Who knows your cat better than you? Nobody! However, cats hide almost everything (especially pain), so you might not realize that they’re hurting. Their cryptic behavior is a hold-over from their past, when they lived in the wild instead of our living rooms. Back then, cats who showed signs of illness and pain stood out to predators, and masking their discomfort was a key survival strategy. In the safety of our living rooms, cats are more comfortable and therefore may be likely to show signs of their pain.
When cats are in unfamiliar places (like a veterinarian’s exam room), it’s doubtful they’ll show signs of joint pain. That’s why your veterinarian relies on you to report changes in your cat’s behavior for more accurate diagnoses. Exactly how well you know your cat —their personality, daily habits, and silly quirks —is critical when it comes to their health. This way you can more easily tell when something isn’t right.
Establishing your cat’s normal (or at least a baseline of their behavior today)
Getting to know and documenting your cat’s normal behaviors establishes a baseline, much like what your veterinarian does during annual wellness visits. They want a reference point for bloodwork, urine, weight, and other health factors to know what’s normal for your cat. Detecting a change is much easier with a baseline —even small variations in your cat’s “normal” can indicate a potentially big problem.
If you’ve known your cat since they were a kitten, establishing a baseline of what’s normal can start as early as you’d like (but start when cat is at least a year old and now an adult). Taking short videos of your cat doing normal activities is a great way to track their behaviors over time. It’s a little trickier if you’ve rescued or adopted your cat. In this situation, the original baseline you established might change as you and your veterinarian identify conditions for treatment, and you start to see positive changes from the baseline. In either case, your observations of how your cat behaves at home are critical data points to measuring your cat’s health and well-being.
Getting started: what’s normal for your cat?
Cats have common behaviors and capabilities. To what degree, frequency, or duration that they exhibit these makes each cat’s “normal” unique. To establish a baseline for your cat’s unique behaviors and habits, consider the following:
- Climbing up or down stairs*. Does your cat typically move in one fluid motion from top to bottom, take their time and carefully place their feet on each step, reflect along the way, or hesitate and move with effort, possibly stopping in a crouched position?
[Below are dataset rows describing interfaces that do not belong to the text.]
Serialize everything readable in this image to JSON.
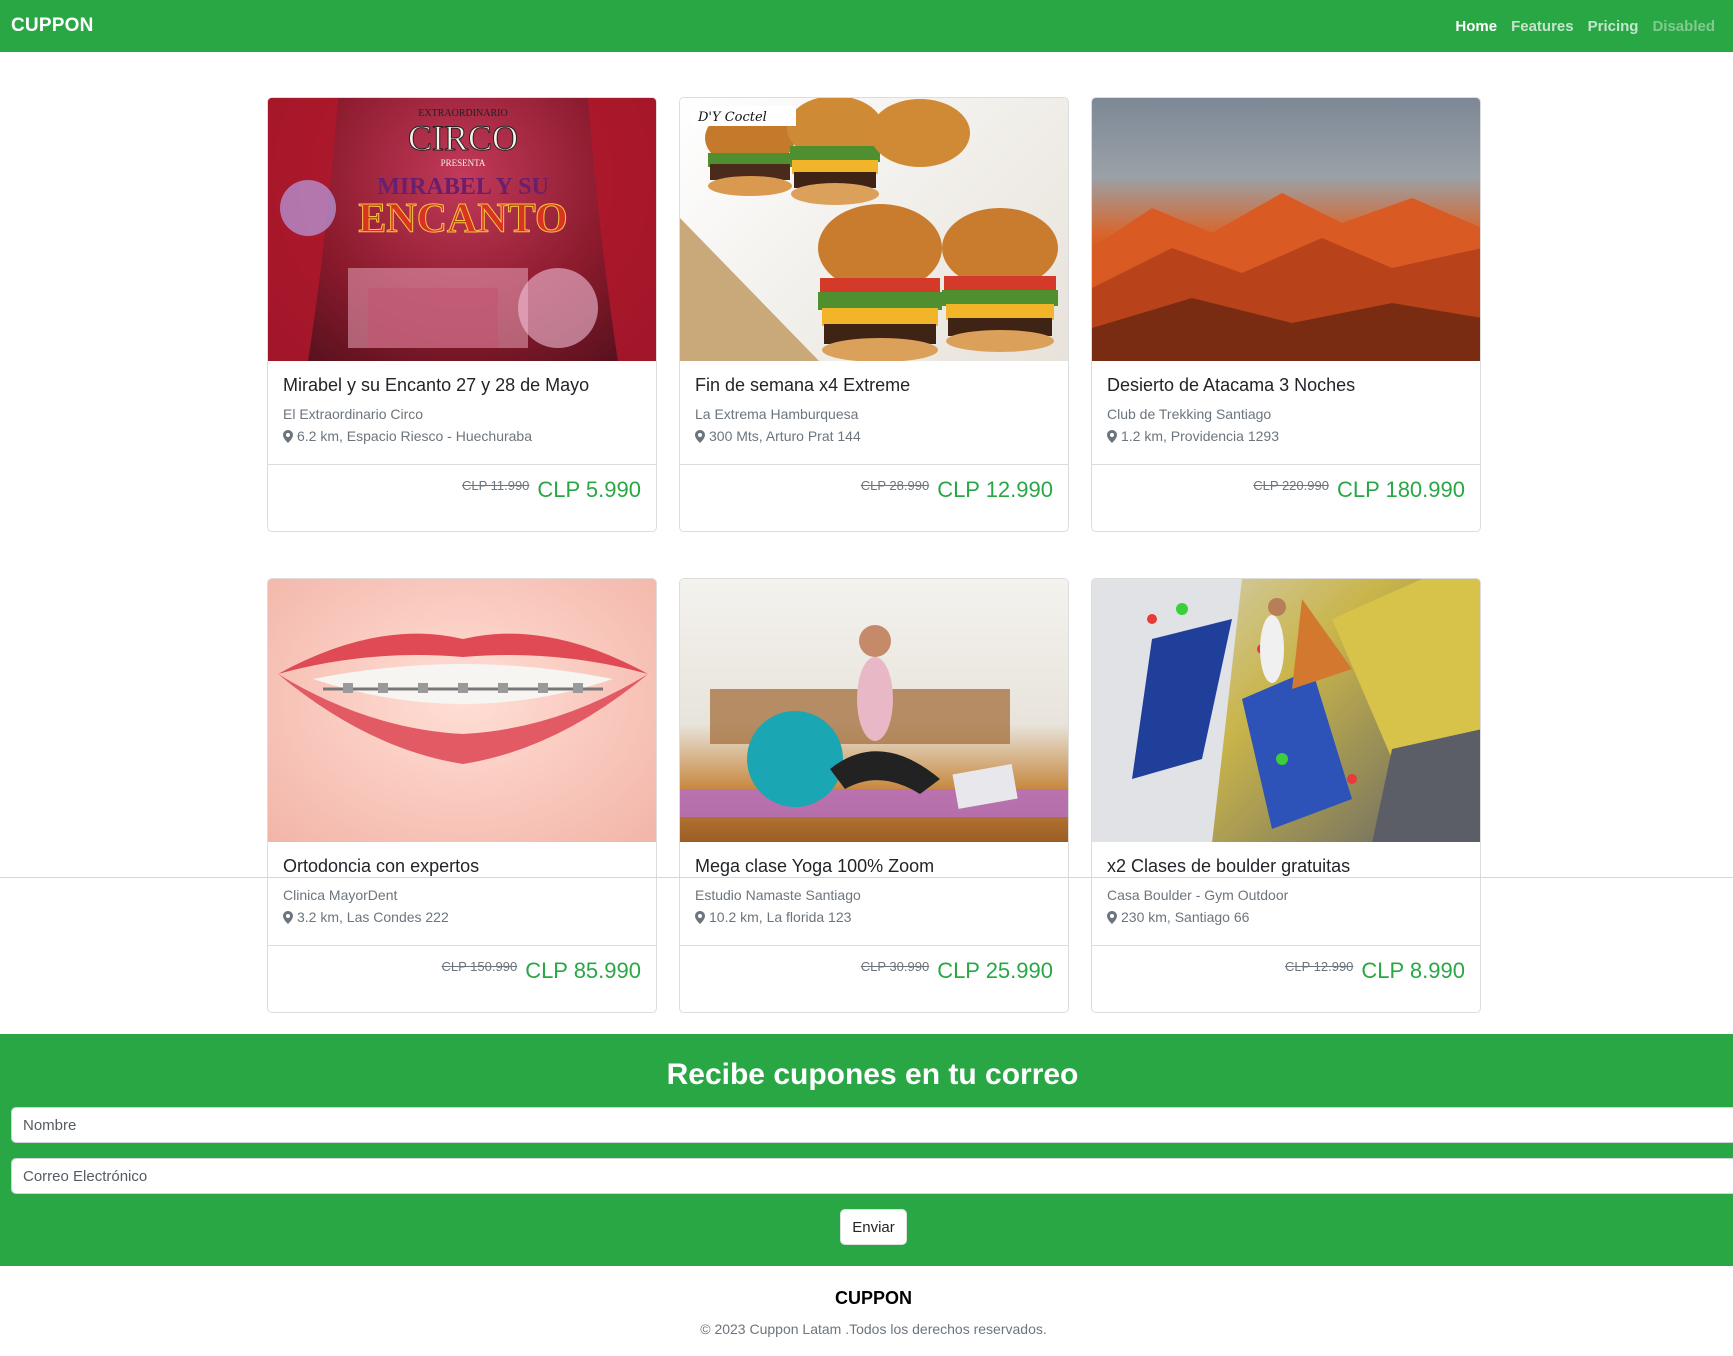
{
  "navbar": {
    "brand": "CUPPON",
    "links": [
      "Home",
      "Features",
      "Pricing",
      "Disabled"
    ]
  },
  "cards": [
    {
      "title": "Mirabel y su Encanto 27 y 28 de Mayo",
      "vendor": "El Extraordinario Circo",
      "location": "6.2 km, Espacio Riesco - Huechuraba",
      "old_price": "CLP 11.990",
      "price": "CLP 5.990",
      "image_text": [
        "EXTRAORDINARIO",
        "CIRCO",
        "PRESENTA",
        "MIRABEL Y SU",
        "ENCANTO"
      ]
    },
    {
      "title": "Fin de semana x4 Extreme",
      "vendor": "La Extrema Hamburquesa",
      "location": "300 Mts, Arturo Prat 144",
      "old_price": "CLP 28.990",
      "price": "CLP 12.990",
      "image_text": [
        "D'Y Coctel"
      ]
    },
    {
      "title": "Desierto de Atacama 3 Noches",
      "vendor": "Club de Trekking Santiago",
      "location": "1.2 km, Providencia 1293",
      "old_price": "CLP 220.990",
      "price": "CLP 180.990"
    },
    {
      "title": "Ortodoncia con expertos",
      "vendor": "Clinica MayorDent",
      "location": "3.2 km, Las Condes 222",
      "old_price": "CLP 150.990",
      "price": "CLP 85.990"
    },
    {
      "title": "Mega clase Yoga 100% Zoom",
      "vendor": "Estudio Namaste Santiago",
      "location": "10.2 km, La florida 123",
      "old_price": "CLP 30.990",
      "price": "CLP 25.990"
    },
    {
      "title": "x2 Clases de boulder gratuitas",
      "vendor": "Casa Boulder - Gym Outdoor",
      "location": "230 km, Santiago 66",
      "old_price": "CLP 12.990",
      "price": "CLP 8.990"
    }
  ],
  "newsletter": {
    "title": "Recibe cupones en tu correo",
    "name_placeholder": "Nombre",
    "email_placeholder": "Correo Electrónico",
    "submit_label": "Enviar"
  },
  "footer": {
    "brand": "CUPPON",
    "copyright": "© 2023 Cuppon Latam .Todos los derechos reservados."
  },
  "colors": {
    "brand_green": "#2aa745",
    "price_green": "#2aa745",
    "muted_text": "#6c757d"
  },
  "icons": [
    "map-pin-icon"
  ]
}
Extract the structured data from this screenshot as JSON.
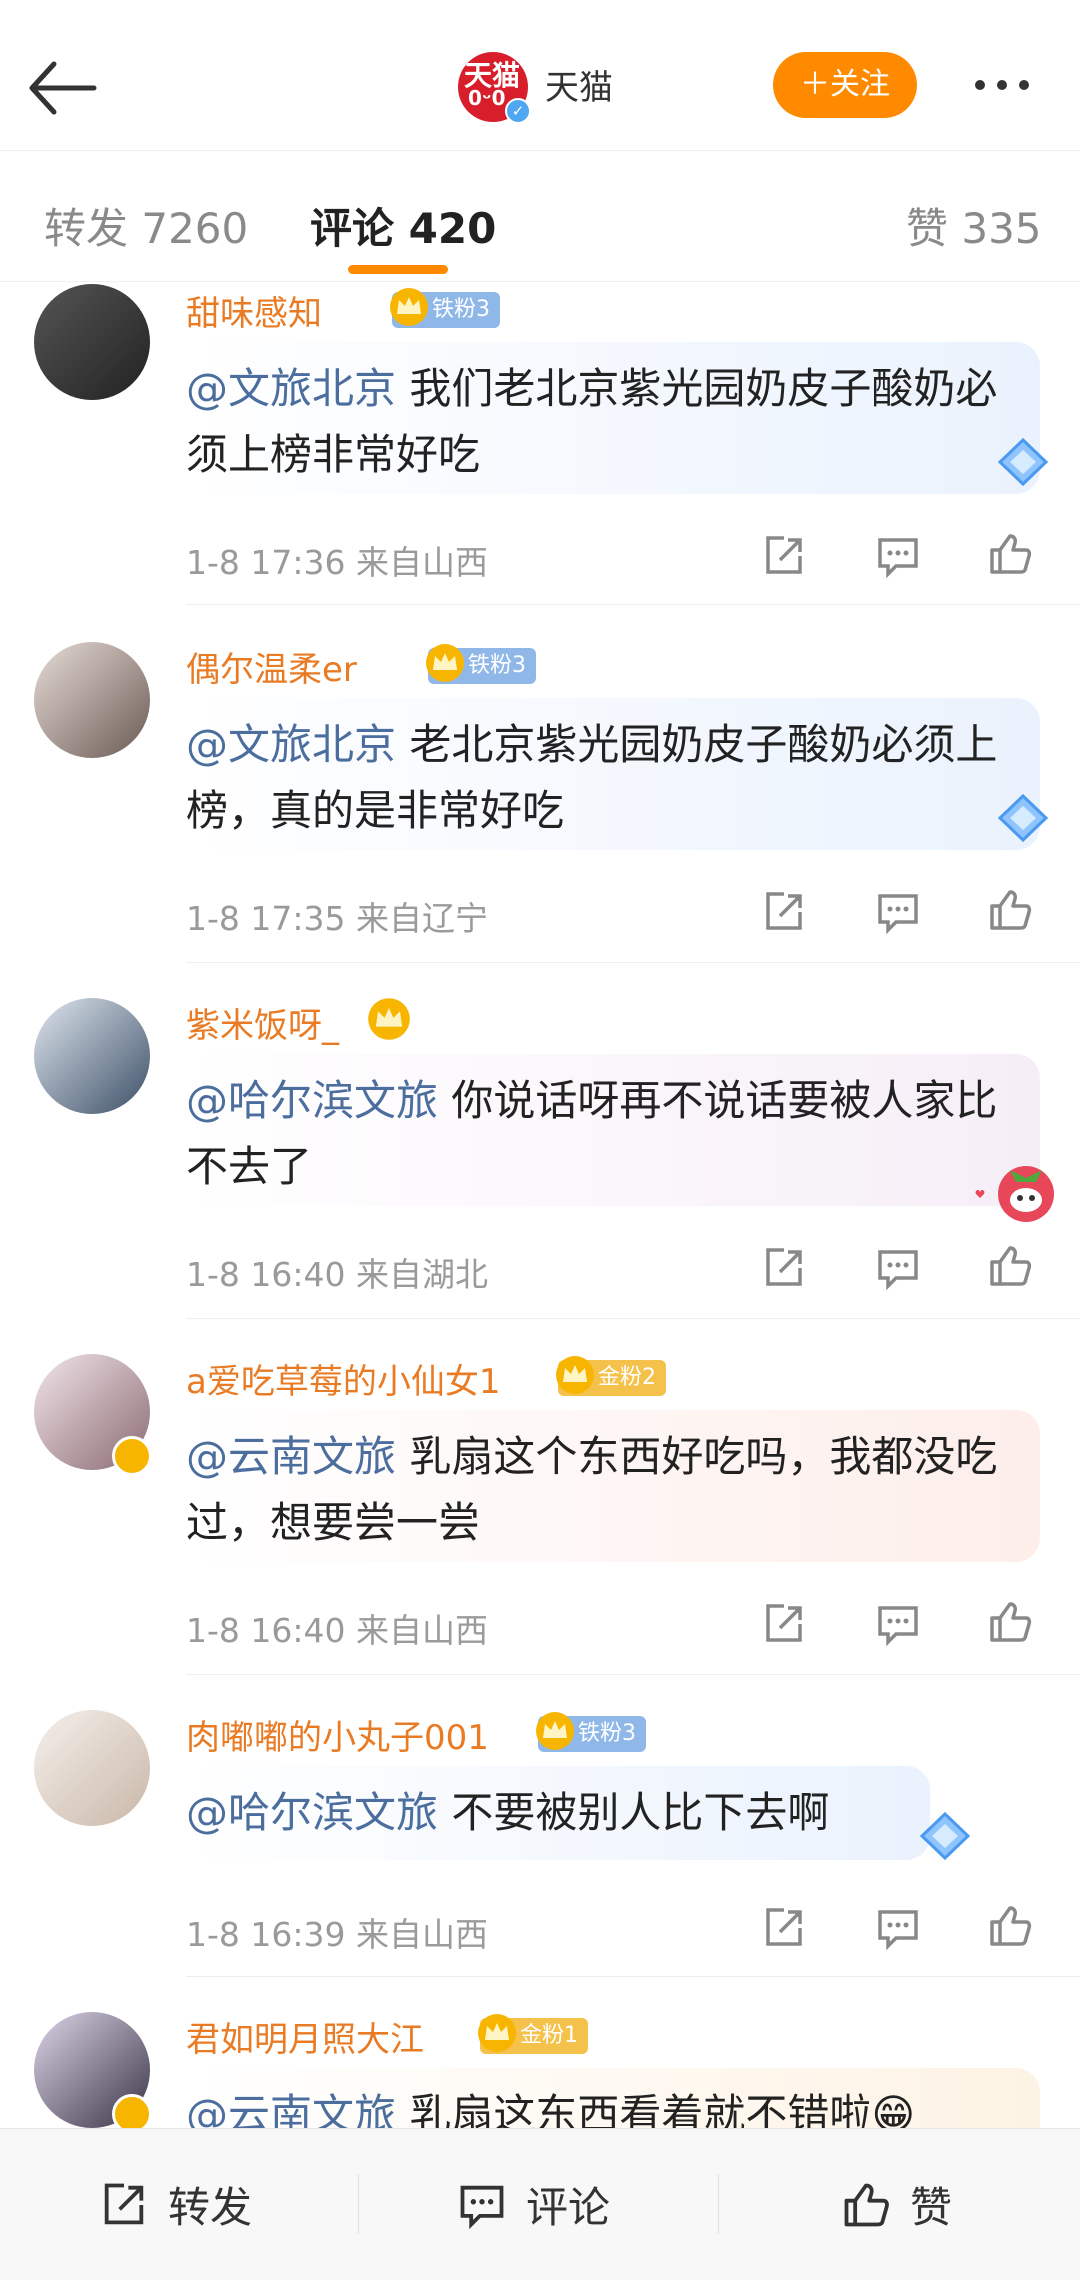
{
  "header": {
    "account_name": "天猫",
    "logo_text": "天猫",
    "logo_sub": "0ᵕ0",
    "follow_label": "＋关注"
  },
  "tabs": [
    {
      "label": "转发 7260"
    },
    {
      "label": "评论 420"
    },
    {
      "label": "赞 335"
    }
  ],
  "comments": [
    {
      "user": "甜味感知",
      "badge": "铁粉3",
      "badge_type": "iron",
      "mention": "@文旅北京",
      "text": " 我们老北京紫光园奶皮子酸奶必须上榜非常好吃",
      "time": "1-8 17:36  来自山西"
    },
    {
      "user": "偶尔温柔er",
      "badge": "铁粉3",
      "badge_type": "iron",
      "mention": "@文旅北京",
      "text": " 老北京紫光园奶皮子酸奶必须上榜，真的是非常好吃",
      "time": "1-8 17:35  来自辽宁"
    },
    {
      "user": "紫米饭呀_",
      "badge": "",
      "badge_type": "crown-only",
      "mention": "@哈尔滨文旅",
      "text": " 你说话呀再不说话要被人家比不去了",
      "time": "1-8 16:40  来自湖北"
    },
    {
      "user": "a爱吃草莓的小仙女1",
      "badge": "金粉2",
      "badge_type": "gold",
      "mention": "@云南文旅",
      "text": " 乳扇这个东西好吃吗，我都没吃过，想要尝一尝",
      "time": "1-8 16:40  来自山西"
    },
    {
      "user": "肉嘟嘟的小丸子001",
      "badge": "铁粉3",
      "badge_type": "iron",
      "mention": "@哈尔滨文旅",
      "text": " 不要被别人比下去啊",
      "time": "1-8 16:39  来自山西"
    },
    {
      "user": "君如明月照大江",
      "badge": "金粉1",
      "badge_type": "gold",
      "mention": "@云南文旅",
      "text": " 乳扇这东西看着就不错啦😁",
      "time": ""
    }
  ],
  "bottom": {
    "repost": "转发",
    "comment": "评论",
    "like": "赞"
  },
  "colors": {
    "accent": "#ff8a00",
    "username": "#e97b24",
    "mention": "#4c6e9e",
    "iron_badge": "#8fb8e8",
    "gold_badge": "#f4c24a"
  }
}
- Jumping up to or down from the counter*. Does your cat frequently jump up to the counter in one single leap? Does your cat like to take smaller, part-way jumps, maybe pulling themselves up or reaching down first?
- Hunting or playing*. Does your cat engage in this activity every time you play or just occasionally? Does your cat keep up with the object or lag behind?
- Running*. Does your cat tend to run in bursts of energy or more when they’re startled? Does your cat run in a fast, fluid motion, or do they move more slowly, perhaps alternating between a jog and a walk?
- Socializing. Is your cat a social butterfly, more reserved, or do they prefer “alone time”? How do they act around visitors? How much time does your cat spend interacting with you and other family members (human or pet)?
- Grooming. How much time does your cat spend grooming themselves? Are they able to bend in all kinds of directions or do they have difficulty with reaching certain spots? Are they looking scruffy?
- Vocalizing. How talkative is your cat? Do they talk a lot or are they usually quiet?
- Eating. Does your cat have a big appetite, or do they tend to be more finicky?
- Sleeping. Where does your cat typically like to sleep and how often do they sleep?
- Using the litter box. How frequently does your cat use the litter box? Does your cat miss the litter box?
Having a good grasp on what’s normal for your cat means you’ll know when they aren’t feeling well. For example, negative changes in the first four of these behaviors (marked with an asterisk*) have been correlated with a clinical signs of cat osteoarthritis (OA), a progressively painful disease that leads to changes in energy, behaviors, vital signs, and even personality1. Check out the OA checklist (catoachecklist.com) to see animations illustrating healthy cats and OA-affected cats doing these activities. Then share the results with your veterinarian during your next appointment as a kick-off for partnering in monitoring your cat’s normal.